Because of how intertwined their processes can be, a little bit of proofreading happens while editing and vice versa.
- Edit digitally. This way you can make big revisions while keeping the original text in a different file.
- Track changes. Use tracking software to keep track of the edits you make. Then you can go through it later to accept or delete the edits you made.
- Change formatting. Changing the size, spacing, color, and style of the document text can trick your brain into looking at text from a new perspective.
- Work in several short blocks of time. It can be difficult to concentrate if you need to focus on huge walls of text at a time. Short, focused intervals can increase your efficiency and attention to detail. Use techniques like the Pomodoro Technique, which involves working intensely for 25 minutes followed by a 5-minute break.
5. Prioritize and Detail
Before you start, make a list of the primary errors you want to look for. Then, tackle each item at a time. If you’re working digitally, you can do a document-wide search for errors and fix them simultaneously. Focusing on problems one at a time helps keep you focused and makes sure you catch everything.
- Keep the latest style guides and grammar manuals handy. Bookmark trusted online resources for quick access.
- Look up what you don’t know. The more you look up, the more you’ll learn and the less you’ll have to reference in the future.
- Circle punctuation marks. This way, you’ll have to ask yourself if each one is correct or needs changed.
- Run it through spell-check and grammar-check. They won’t catch everything, but they will help you with the most obvious mistakes.
- Double check word choice fits the text. You don’t always need the biggest word. In fact, you often want the simplest word that gets your point across.
- Be willing to cut things out. Whether it’s a sentence, a paragraph, a scene, or an entire character, you need to be willing to cut whatever hinders the development of your story.
- Pay attention to formatting. Make sure font type, size, bold, italics, spacing, indentation, and titles are consistent throughout.
6. Read Out Loud
Vocalizing creates a natural rhythm. Reading your work out loud can help you identify issues with wording, awkward phrasing, and errors in sentence length. While you read aloud, you can note down places that don’t sound right and review them later.

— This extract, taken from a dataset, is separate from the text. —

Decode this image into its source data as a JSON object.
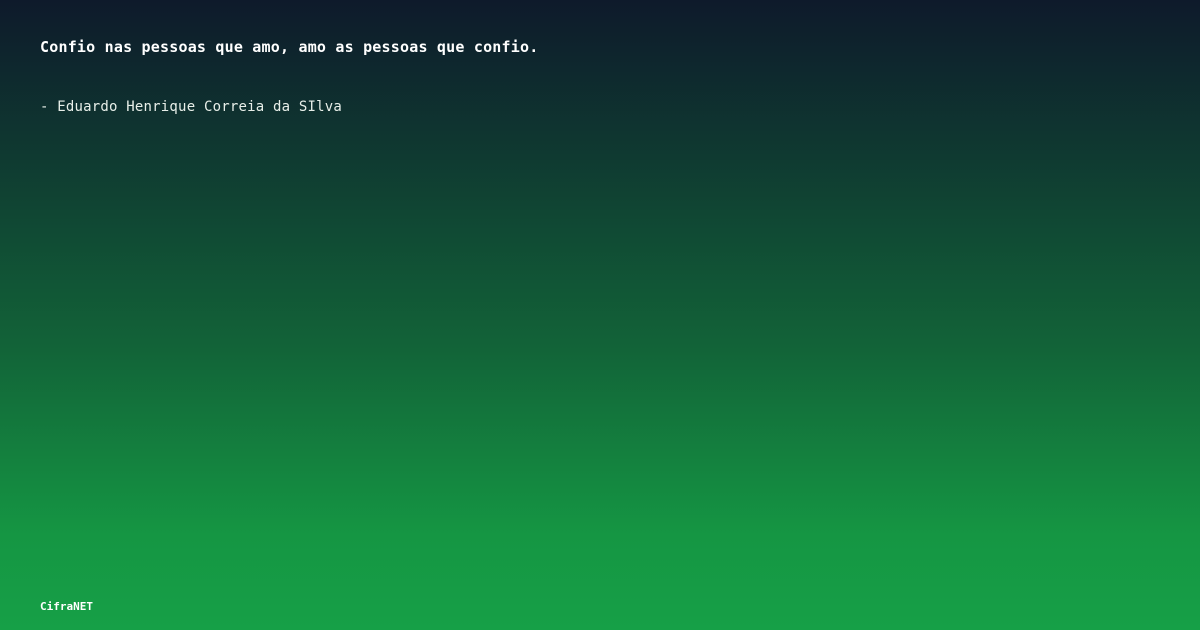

Tip: Record yourself reading your work, then play it back. This can offer an even fresher perspective.
7. Example Editing Process
Everyone has their own steps for editing. But if you’re struggling to find your flow, consider trying this out:
- First time: Read through the entire text and get a feel for the story.
- Second time: Go through it again, but this time focus on the substance – are there any big issues, like plot holes or inconsistent characters?
- Third time: Be particular about word choices and sentence structure. Focus on making the text easy to read.
- Fourth time: Now proofread your text. Check grammar, spelling, punctuation, and formatting. Read it out loud to consider word choices.
- Fifth time: Ask others for feedback on the text. This time through, incorporate any feedback you want to add and give your work a final polish.
Tip: After each phase, take a short break to reset before diving into the next.
How much you focus on editing can profoundly impact the quality and impact of your writing. By employing a strategic and thorough approach, you not only correct errors but make the narrative alive and memorable for your readers. Remember, a well-edited piece is often a well-received piece.